The BPs arrived from an active visit to the Ile de Rey and continued with their usual impressive round of walks (Ed and Jude doing one while the children are still asleep in the morning), swimming, canoeing, a visit to the water park near Agde, picnics beside the local river, trips to the old campsite and, together with the Gillies, a visit to Accrobranche, the splendid local tree climbing centre.
Ed as usual was the cook and even managed to fit in an impressive lunch for our friends, Charles and Pierre. He regarded my dietary limitations as a culinary challenge. Rather than expecting me to eat something different, he modified his usual range of family dishes, though sadly this meant he did not lay on his two special annual treats, roast lamb followed by tarte tatin. It is still a strange summer, to have no barbecued food, spicy dishes, salads or cheese, all washed down by glasses of water, while others knock back the wine and beer.
The BPs like their food and meals are regarded as highlights. Just before the end of their holiday, Ed looked out at the view one morning and said “I do enjoy breakfasts”. So do I. It is perhaps my best time of the day. I’m full of energy and enjoy this moment of communal leisure.
Ella and Maddie are now great conversationalists. Meals are a time when we all talk and Ella in particular holds forth with articulate gusto. But Maddie is holding her own, fiercely competitive and refusing to accept that she is three years younger. How often one hears the indignant “That’s not fair!” as Maddie measures portions, considers what role she has been given in a game or resists going to bed earlier.

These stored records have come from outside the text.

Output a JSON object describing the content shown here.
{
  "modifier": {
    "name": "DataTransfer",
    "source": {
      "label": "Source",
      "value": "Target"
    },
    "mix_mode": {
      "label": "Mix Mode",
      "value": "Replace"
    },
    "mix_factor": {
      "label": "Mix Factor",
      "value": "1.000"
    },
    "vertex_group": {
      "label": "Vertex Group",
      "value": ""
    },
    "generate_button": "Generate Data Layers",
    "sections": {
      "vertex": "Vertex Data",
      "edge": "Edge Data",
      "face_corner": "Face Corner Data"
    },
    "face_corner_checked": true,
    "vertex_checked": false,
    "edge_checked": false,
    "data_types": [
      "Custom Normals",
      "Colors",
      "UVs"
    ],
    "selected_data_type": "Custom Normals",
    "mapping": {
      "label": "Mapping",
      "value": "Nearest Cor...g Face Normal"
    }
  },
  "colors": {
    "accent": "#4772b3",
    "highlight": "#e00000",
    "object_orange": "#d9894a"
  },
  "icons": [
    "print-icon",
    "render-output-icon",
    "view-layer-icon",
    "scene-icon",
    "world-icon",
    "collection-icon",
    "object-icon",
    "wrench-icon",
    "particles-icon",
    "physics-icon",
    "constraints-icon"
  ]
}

Most of the time they play wonderfully together, Ella making diplomatic concessions in their endless games of pretend and the evening shows she put on for us grownups.
Both girls are more interested in communication than sporting activities, with the big exception of swimming. Maddie has made huge progress with her confident doggy paddle, crossing the pool fearlessly (though still insistent that her face must not go under water) while Ella has a superb range of strokes – breast stroke, a stylish crawl, and even butterfly. Perhaps even more impressive was the way both tackled the tree climbing. Ella was the star, refusing to allow fear of heights prevent her from completing a nail-biting course (green 3) which Ed, who followed her, admitted was one of the scariest things he had done.
Ed and Jude meanwhile managed to have quite a lot of leisure time, walking or lying by the pool. And in the evenings I was introduced to the addictive game of Monopoly Deal. So far I am the dunce while Ella, who learnt it a few days after me, proved a star (beginner’s luck, I say…).
Their ten days here came to an end too soon. I miss them already. Seeing the grandchildren so little is the main downside to living here, but we did pack in